PROBLEM.
Pull every "icon" line out of the data below.

INPUT MATERIAL.
━━━━━━━━━━━━━━━━━━━━━━━━━━━━━━
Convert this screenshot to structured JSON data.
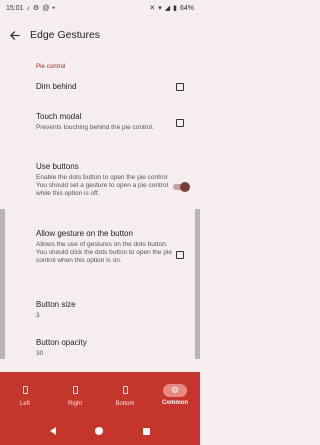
{
  "statusbar": {
    "time": "15:01",
    "battery": "64%"
  },
  "appbar": {
    "title": "Edge Gestures"
  },
  "section": {
    "header": "Pie control"
  },
  "prefs": [
    {
      "title": "Dim behind",
      "summary": "",
      "control": "checkbox",
      "checked": false
    },
    {
      "title": "Touch modal",
      "summary": "Prevents touching behind the pie control.",
      "control": "checkbox",
      "checked": false
    },
    {
      "title": "Use buttons",
      "summary": "Enable the dots button to open the pie control. You should set a gesture to open a pie control while this option is off.",
      "control": "switch",
      "checked": true
    },
    {
      "title": "Allow gesture on the button",
      "summary": "Allows the use of gestures on the dots button. You should click the dots button to open the pie control when this option is on.",
      "control": "checkbox",
      "checked": false
    },
    {
      "title": "Button size",
      "summary": "3",
      "control": "none"
    },
    {
      "title": "Button opacity",
      "summary": "30",
      "control": "none"
    }
  ],
  "bottomnav": {
    "items": [
      {
        "label": "Left",
        "icon": "phone-left-icon",
        "active": false
      },
      {
        "label": "Right",
        "icon": "phone-right-icon",
        "active": false
      },
      {
        "label": "Bottom",
        "icon": "phone-bottom-icon",
        "active": false
      },
      {
        "label": "Common",
        "icon": "gear-icon",
        "active": true
      }
    ]
  },
  "colors": {
    "accent": "#c4352c",
    "switch_thumb": "#7a3e3a",
    "section_header": "#8a2a22",
    "background": "#f6eeee"
  }
}
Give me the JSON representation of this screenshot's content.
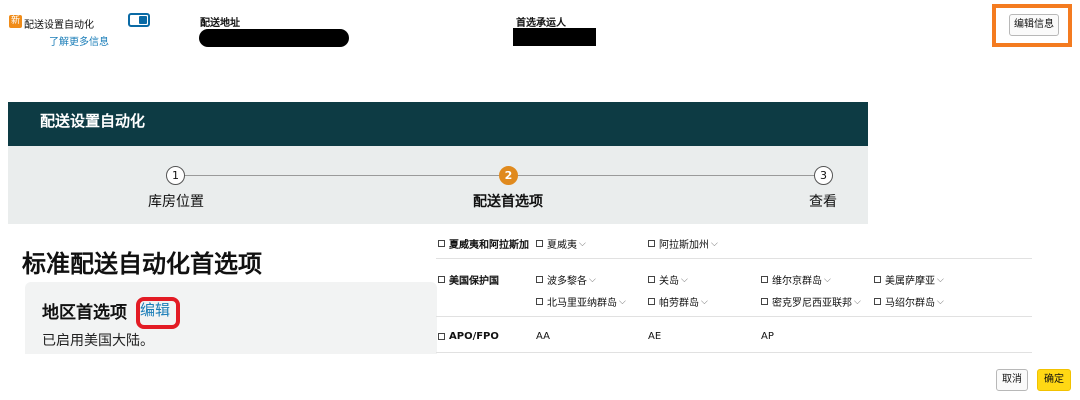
{
  "topbar": {
    "new_badge": "新",
    "automation_label": "配送设置自动化",
    "learn_more": "了解更多信息",
    "address_label": "配送地址",
    "carrier_label": "首选承运人",
    "edit_info_button": "编辑信息"
  },
  "wizard": {
    "title": "配送设置自动化",
    "steps": [
      {
        "number": "1",
        "label": "库房位置"
      },
      {
        "number": "2",
        "label": "配送首选项"
      },
      {
        "number": "3",
        "label": "查看"
      }
    ]
  },
  "main": {
    "heading": "标准配送自动化首选项",
    "region": {
      "title": "地区首选项",
      "edit_link": "编辑",
      "status": "已启用美国大陆。"
    }
  },
  "options": {
    "row1": {
      "group": "夏威夷和阿拉斯加",
      "items": [
        "夏威夷",
        "阿拉斯加州"
      ]
    },
    "row2": {
      "group": "美国保护国",
      "items_line1": [
        "波多黎各",
        "关岛",
        "维尔京群岛",
        "美属萨摩亚"
      ],
      "items_line2": [
        "北马里亚纳群岛",
        "帕劳群岛",
        "密克罗尼西亚联邦",
        "马绍尔群岛"
      ]
    },
    "row3": {
      "group": "APO/FPO",
      "values": [
        "AA",
        "AE",
        "AP"
      ]
    }
  },
  "footer": {
    "cancel_button": "取消",
    "confirm_button": "确定"
  },
  "colors": {
    "header_bg": "#0d3b44",
    "step_active": "#e08a1e",
    "link": "#1a7db8",
    "confirm_bg": "#ffd814",
    "highlight_orange": "#f47b20",
    "highlight_red": "#e31b24"
  }
}
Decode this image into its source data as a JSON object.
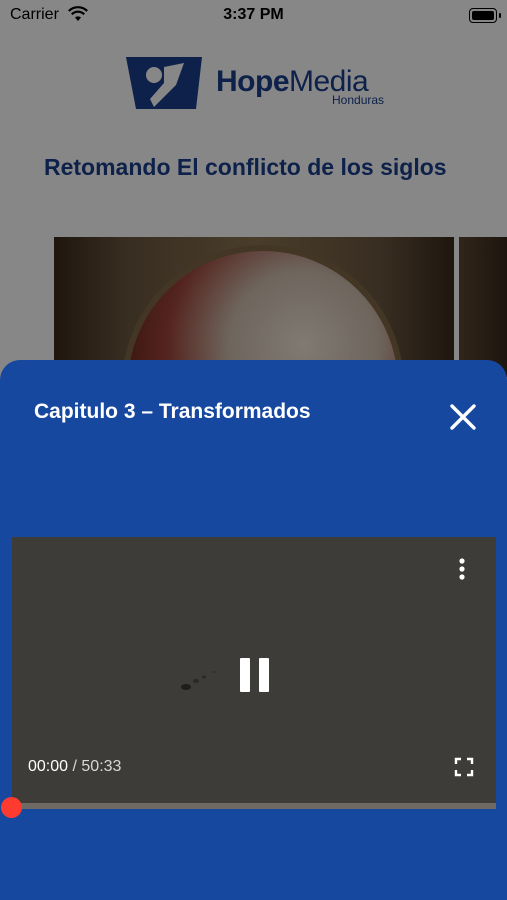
{
  "status_bar": {
    "carrier": "Carrier",
    "time": "3:37 PM"
  },
  "brand": {
    "name_bold": "Hope",
    "name_regular": "Media",
    "sub": "Honduras",
    "color": "#1a3f8c"
  },
  "section": {
    "title": "Retomando El conflicto de los siglos"
  },
  "sheet": {
    "title": "Capitulo 3 – Transformados",
    "background": "#1748a0",
    "close_icon": "close-icon"
  },
  "player": {
    "current_time": "00:00",
    "separator": "/",
    "duration": "50:33",
    "progress": 0,
    "progress_color": "#ff3b30",
    "state": "playing"
  }
}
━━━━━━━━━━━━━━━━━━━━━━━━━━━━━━
OUTPUT FOR THIS EXERCISE.
        "icon": "phone-left-icon",
        "icon": "phone-right-icon",
        "icon": "phone-bottom-icon",
        "icon": "gear-icon",
    "close_icon": "close-icon"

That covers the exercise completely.